It really bothers me when people who should know better call MARTA, BART and the DC METRO light rail. It's not. It's called heavy rail or Metro. They just happen to be new systems that weren't legacy like New York's subway, The El in Chicago or Boston and Philadelphia's subways. Philip Langdon, who edits New Urban News, writes a good article about the effectiveness of the Washington Metro in spurring development and how its changed the city. It has done a wonderful job and carries a ton of people, 900,000 a day per the NTD.
Now I could be wrong and the folks at the Hartford Courant could have added the title because no where in the article does it say light rail. But when journalists try to talk about these issues, it almost makes me not want to read the rest of the article if they make this mistake. Because if they make this basic mistake, how can I trust the rest of their reporting?
I can understand the confusion over the definition of light rail since its a pretty nebulous umbrella that includes streetcars, trolleys, street running, diesel multiple units as the case of the River Line in New Jersey. But there are a limited number of heavy rail systems in the United States, and they operate in a completely different fashion, all operate using a third rail and they all never have an auto crossing. UPDATE: From the comments, there are places such as Cleveland that run under overhead wires and places that might have legacy auto-crossings but it's not the norm.
But the problem is that I hear people call BART light rail all the time?
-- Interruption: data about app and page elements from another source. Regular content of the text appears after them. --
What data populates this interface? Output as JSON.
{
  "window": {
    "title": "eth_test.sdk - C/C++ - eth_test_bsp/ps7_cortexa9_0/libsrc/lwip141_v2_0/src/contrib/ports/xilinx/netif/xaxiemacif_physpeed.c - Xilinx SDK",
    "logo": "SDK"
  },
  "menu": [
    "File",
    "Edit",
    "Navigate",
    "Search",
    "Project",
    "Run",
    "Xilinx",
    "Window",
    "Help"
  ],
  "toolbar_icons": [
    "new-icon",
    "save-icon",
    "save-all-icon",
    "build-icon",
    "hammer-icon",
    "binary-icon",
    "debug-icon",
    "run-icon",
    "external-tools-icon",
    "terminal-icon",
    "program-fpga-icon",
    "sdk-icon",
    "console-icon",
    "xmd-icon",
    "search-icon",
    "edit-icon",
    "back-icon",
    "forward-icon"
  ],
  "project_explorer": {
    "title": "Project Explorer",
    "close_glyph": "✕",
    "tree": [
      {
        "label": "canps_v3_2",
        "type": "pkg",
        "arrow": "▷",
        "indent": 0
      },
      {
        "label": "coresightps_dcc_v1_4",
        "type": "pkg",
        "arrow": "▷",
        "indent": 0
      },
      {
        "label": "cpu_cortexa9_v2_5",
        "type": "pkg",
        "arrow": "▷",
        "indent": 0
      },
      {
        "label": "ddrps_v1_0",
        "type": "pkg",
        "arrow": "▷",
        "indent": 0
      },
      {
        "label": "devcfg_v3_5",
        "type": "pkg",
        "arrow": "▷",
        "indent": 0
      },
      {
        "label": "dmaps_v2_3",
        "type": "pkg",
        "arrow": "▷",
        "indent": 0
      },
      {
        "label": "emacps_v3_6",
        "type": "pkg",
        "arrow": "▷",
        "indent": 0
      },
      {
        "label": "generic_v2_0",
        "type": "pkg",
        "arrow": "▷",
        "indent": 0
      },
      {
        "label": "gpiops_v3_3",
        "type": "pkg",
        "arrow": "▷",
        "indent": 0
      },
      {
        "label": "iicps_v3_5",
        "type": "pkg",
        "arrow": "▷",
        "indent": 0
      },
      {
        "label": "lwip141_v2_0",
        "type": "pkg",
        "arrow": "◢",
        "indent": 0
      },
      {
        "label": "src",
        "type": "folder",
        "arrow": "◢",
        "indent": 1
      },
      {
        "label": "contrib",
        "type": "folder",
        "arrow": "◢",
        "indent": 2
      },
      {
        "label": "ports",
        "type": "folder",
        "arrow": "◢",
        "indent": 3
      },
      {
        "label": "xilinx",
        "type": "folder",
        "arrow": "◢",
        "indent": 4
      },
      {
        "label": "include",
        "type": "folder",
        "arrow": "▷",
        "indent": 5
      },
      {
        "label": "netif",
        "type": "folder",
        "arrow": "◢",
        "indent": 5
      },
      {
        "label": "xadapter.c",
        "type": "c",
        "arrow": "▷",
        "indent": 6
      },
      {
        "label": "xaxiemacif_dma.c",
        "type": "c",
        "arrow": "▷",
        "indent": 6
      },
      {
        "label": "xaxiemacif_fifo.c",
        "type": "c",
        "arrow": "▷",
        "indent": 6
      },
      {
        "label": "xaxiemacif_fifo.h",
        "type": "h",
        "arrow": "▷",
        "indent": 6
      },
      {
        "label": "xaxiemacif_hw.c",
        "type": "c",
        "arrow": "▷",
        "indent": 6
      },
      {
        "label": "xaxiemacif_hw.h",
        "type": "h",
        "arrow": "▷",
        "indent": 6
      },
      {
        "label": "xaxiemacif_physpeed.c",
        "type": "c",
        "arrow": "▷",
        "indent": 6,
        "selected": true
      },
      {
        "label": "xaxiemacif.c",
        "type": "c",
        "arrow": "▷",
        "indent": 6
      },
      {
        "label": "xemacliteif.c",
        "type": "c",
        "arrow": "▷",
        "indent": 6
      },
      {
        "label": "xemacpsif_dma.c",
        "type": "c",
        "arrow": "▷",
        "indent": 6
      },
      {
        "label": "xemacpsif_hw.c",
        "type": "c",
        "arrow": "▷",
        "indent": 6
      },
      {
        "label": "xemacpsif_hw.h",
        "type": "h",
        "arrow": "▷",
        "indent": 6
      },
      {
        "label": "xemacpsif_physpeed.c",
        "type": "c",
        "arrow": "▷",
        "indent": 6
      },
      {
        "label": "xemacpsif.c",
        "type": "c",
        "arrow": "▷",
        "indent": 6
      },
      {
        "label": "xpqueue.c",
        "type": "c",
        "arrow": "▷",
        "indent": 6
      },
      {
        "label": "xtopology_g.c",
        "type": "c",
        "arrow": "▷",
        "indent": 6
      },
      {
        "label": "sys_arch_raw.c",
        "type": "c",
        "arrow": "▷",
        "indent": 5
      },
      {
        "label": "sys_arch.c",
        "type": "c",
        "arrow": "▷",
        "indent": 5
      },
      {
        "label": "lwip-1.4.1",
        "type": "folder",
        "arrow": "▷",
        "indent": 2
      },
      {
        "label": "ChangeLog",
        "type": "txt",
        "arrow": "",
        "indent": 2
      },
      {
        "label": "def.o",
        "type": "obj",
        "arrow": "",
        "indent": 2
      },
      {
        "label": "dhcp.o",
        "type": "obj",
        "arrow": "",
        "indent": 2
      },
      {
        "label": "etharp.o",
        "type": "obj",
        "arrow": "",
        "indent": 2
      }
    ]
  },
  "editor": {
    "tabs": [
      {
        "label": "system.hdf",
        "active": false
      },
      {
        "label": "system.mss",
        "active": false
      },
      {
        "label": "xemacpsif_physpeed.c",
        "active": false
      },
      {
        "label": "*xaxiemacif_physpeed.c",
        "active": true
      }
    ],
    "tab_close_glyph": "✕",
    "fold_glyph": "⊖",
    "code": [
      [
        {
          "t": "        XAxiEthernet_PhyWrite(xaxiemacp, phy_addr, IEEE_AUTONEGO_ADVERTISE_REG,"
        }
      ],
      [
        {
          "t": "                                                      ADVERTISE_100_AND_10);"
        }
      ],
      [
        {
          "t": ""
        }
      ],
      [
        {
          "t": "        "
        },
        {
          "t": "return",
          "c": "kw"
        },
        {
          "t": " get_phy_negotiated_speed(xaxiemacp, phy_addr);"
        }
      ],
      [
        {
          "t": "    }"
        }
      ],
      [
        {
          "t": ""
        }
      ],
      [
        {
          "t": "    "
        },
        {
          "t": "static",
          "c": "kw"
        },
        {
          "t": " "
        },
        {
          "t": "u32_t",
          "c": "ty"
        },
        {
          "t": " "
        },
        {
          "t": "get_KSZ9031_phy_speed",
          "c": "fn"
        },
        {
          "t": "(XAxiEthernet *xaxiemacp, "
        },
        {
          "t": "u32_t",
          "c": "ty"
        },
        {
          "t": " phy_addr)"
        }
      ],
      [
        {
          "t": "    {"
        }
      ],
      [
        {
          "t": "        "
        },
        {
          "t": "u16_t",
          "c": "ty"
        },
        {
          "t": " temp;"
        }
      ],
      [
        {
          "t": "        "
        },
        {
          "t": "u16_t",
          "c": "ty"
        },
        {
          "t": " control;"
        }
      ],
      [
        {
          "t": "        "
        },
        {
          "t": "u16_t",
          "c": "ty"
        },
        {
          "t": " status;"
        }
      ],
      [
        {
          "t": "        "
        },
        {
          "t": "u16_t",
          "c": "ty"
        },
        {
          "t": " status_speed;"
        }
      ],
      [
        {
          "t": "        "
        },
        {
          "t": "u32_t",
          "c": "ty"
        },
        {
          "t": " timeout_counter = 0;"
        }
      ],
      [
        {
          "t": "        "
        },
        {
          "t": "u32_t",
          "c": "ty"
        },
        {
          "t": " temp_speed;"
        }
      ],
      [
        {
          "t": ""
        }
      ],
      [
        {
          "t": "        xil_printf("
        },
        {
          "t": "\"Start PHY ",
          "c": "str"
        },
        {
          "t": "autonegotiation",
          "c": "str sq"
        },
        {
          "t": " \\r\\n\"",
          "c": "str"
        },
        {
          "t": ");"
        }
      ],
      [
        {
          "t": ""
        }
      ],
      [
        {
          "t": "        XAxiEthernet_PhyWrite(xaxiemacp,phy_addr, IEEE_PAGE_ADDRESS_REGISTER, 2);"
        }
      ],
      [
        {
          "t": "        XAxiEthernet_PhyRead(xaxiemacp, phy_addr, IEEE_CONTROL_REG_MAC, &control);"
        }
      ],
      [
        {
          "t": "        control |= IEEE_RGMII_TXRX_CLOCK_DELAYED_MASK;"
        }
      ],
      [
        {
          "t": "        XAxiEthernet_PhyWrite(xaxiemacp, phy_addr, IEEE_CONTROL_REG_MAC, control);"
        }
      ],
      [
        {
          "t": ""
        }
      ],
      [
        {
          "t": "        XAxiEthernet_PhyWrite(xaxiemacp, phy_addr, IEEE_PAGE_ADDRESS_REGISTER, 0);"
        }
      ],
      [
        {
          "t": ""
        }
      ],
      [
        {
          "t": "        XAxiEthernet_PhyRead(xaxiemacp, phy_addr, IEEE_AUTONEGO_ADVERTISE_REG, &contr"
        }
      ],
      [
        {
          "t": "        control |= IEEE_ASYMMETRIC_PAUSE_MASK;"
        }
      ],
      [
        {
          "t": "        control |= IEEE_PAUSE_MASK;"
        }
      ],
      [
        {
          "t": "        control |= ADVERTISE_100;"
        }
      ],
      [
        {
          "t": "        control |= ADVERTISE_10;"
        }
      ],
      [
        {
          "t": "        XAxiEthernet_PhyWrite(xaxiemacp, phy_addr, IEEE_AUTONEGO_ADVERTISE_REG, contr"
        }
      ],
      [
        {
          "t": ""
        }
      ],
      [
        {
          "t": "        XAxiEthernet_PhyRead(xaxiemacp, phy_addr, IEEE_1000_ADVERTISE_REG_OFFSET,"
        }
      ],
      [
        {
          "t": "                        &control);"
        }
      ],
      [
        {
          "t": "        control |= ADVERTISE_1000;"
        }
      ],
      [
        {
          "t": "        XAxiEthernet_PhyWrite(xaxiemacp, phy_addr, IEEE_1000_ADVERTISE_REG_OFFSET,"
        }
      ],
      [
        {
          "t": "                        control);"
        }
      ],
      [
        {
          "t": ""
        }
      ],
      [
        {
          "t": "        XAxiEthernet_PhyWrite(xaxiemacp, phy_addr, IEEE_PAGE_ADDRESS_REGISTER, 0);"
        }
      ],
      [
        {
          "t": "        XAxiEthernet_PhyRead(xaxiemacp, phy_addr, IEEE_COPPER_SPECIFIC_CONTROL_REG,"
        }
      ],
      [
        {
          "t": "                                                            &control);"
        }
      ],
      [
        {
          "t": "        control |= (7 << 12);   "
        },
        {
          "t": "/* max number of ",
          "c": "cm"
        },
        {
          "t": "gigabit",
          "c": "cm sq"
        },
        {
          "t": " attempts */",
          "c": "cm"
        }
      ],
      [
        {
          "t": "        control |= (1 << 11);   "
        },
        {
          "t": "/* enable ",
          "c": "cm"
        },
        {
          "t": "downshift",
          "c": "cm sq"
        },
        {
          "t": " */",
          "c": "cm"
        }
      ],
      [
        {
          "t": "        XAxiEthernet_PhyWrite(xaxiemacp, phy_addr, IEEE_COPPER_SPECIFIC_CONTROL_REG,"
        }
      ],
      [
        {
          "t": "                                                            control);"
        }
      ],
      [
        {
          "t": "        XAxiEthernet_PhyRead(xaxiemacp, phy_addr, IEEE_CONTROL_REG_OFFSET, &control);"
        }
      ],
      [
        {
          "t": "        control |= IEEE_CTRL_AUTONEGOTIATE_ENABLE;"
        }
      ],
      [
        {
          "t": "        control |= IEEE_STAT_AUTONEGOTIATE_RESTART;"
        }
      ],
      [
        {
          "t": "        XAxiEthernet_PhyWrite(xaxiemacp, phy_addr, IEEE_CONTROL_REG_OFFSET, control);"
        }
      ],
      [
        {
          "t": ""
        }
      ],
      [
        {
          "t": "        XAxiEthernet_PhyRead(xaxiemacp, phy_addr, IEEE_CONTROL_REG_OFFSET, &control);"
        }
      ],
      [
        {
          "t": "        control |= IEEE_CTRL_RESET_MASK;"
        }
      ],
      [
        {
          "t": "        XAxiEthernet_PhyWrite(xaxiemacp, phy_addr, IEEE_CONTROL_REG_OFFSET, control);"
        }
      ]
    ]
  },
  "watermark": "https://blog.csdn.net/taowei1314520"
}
Where does this come from? To me this makes clear the loss of knowledge or missing knowledge that permeates the United States. We can tell the difference between a compact car and a hummer, so why can't we figure out the difference between light rail and heavy rail? Am I off base here? [Rant off]